He has called for a reduction in the number of bills in the opening ballot from 20 to 14 to allow more scrutiny and the removal of dummy bills that exist as just a title with no details.
More pertinently for Chope, Walker has also suggested that MPs may only have one bill up for debate on any one day while bills could be debated on a Tuesday or a Wednesday instead of Fridays so more MPs are in London to support their progress.
As for the parliamentary “purists”, there is a call for private member’s bills to be axed.
“I would like to see them scrapped because they are pointless as nothing can go through without the government supporting it,” said Davies. “And that would end the farcical charade where you have 140 bills waiting to be heard when they have no chance and campaigners and lobbyists are just going to feel let down.

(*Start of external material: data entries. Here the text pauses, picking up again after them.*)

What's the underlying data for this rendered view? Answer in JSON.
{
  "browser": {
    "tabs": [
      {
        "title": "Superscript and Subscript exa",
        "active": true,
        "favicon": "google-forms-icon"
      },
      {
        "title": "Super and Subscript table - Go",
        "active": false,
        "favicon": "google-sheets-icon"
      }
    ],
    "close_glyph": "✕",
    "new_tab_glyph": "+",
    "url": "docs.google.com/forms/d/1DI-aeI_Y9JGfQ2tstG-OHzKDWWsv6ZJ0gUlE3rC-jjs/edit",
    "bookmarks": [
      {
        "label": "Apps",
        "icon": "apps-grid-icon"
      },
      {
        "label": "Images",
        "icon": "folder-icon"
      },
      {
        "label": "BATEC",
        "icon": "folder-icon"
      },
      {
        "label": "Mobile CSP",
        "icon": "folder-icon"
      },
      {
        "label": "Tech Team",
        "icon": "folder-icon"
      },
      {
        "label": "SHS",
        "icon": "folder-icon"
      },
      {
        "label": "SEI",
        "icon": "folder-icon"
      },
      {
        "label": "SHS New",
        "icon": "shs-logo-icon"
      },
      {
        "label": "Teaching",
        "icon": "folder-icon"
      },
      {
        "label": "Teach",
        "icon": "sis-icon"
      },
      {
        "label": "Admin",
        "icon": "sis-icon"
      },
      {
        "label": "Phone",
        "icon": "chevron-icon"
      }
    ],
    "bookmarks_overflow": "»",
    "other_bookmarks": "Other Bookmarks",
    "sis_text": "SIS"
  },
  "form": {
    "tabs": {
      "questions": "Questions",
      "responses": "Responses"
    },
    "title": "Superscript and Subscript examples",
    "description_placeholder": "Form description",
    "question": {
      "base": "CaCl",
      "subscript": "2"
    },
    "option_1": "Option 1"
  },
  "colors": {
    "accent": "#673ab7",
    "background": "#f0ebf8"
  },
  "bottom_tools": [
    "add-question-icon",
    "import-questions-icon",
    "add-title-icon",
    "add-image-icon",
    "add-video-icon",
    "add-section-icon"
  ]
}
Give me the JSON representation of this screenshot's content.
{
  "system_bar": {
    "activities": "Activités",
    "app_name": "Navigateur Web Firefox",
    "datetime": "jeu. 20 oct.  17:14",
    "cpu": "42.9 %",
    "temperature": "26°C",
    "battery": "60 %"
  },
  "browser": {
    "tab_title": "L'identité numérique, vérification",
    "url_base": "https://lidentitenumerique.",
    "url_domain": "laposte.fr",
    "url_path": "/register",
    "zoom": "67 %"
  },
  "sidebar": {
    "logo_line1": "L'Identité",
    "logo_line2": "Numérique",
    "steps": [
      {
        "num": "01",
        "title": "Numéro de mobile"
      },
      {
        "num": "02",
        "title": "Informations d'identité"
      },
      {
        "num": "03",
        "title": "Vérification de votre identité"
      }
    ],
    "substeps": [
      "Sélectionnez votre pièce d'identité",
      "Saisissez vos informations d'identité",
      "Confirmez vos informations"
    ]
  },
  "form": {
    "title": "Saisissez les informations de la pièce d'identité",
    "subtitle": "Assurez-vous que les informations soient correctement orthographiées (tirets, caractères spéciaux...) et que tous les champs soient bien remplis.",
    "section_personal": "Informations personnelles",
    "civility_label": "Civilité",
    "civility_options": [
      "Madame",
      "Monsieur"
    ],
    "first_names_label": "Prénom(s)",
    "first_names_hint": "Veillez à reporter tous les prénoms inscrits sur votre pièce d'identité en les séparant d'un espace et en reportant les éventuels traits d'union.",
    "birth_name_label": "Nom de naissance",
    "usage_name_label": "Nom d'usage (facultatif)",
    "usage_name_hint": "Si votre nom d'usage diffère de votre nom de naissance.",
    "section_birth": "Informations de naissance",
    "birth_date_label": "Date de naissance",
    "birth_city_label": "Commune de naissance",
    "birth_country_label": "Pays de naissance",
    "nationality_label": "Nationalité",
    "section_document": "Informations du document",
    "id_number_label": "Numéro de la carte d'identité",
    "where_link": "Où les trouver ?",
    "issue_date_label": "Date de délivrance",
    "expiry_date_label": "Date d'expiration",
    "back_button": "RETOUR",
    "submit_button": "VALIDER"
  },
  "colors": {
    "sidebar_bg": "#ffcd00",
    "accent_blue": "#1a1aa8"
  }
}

“They are a waste of time and a lot of them are terribly written but have a worthy sentiment. But if you say, ‘This bill is terrible’, then you are accused by morons on social media of not appreciating the worthy sentiment behind it. It’s a joke and it is politics for five-year-olds. If people on social media want politics in 140 characters then that’s great but don’t complain when you get badly defined laws.”

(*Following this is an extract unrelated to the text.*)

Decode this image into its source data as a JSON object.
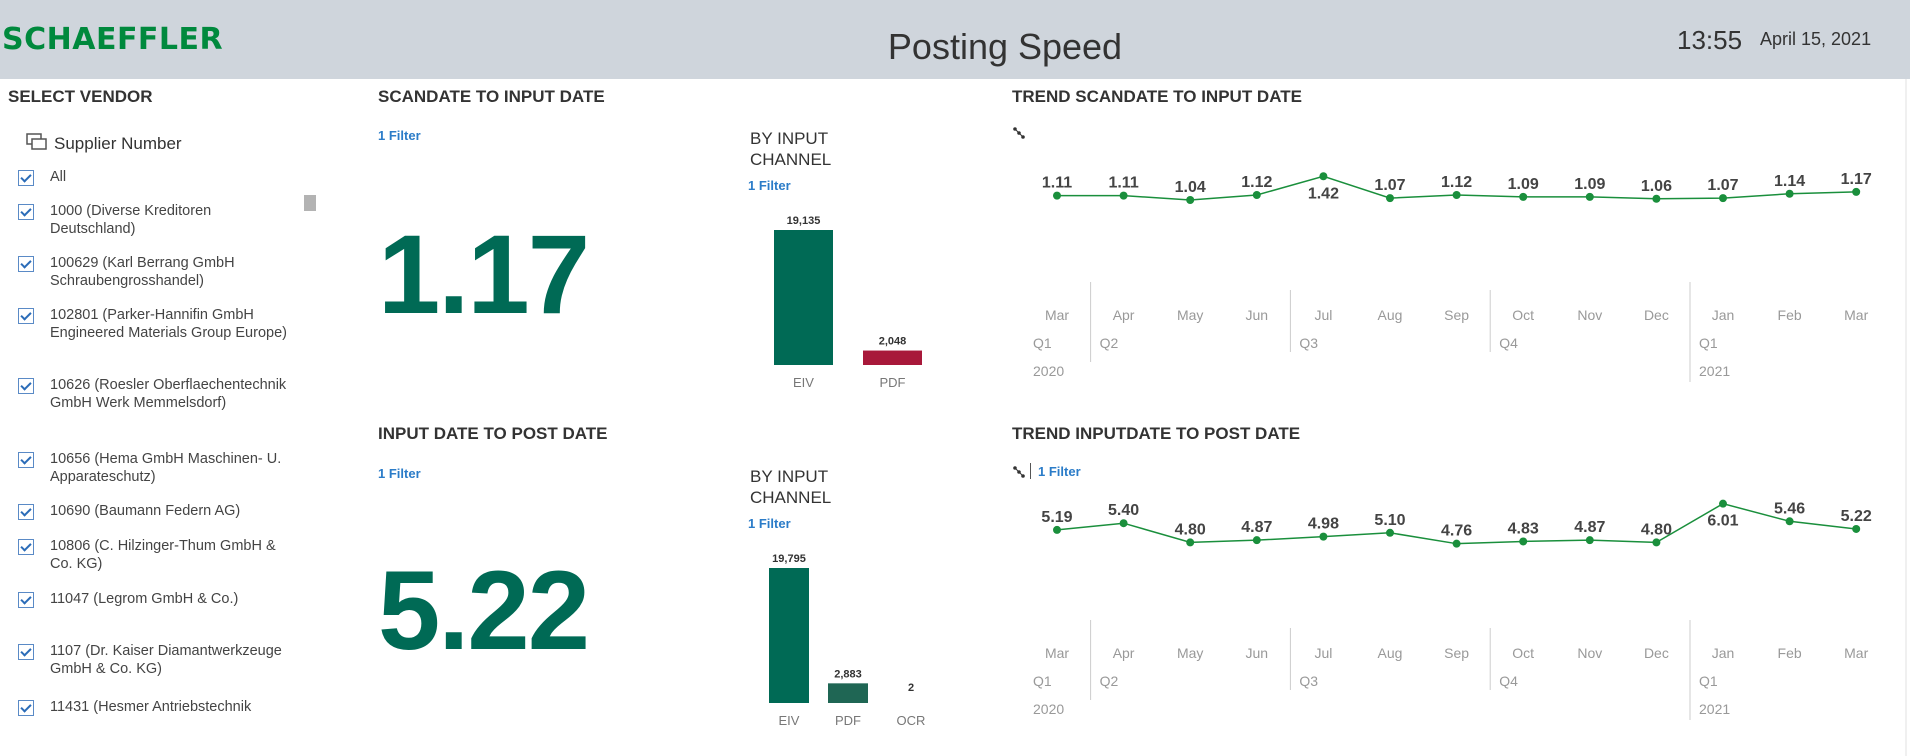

The system remains a crucial avenue to bring innovative ideas from MPs who are not in government into law – the Homelessness Reduction Act recently came into force after starting out as a private member’s bill.
And the same must be true for the Creditworthiness Assessment Bill if it is to give the 15 million renters depending on it the hand up they need.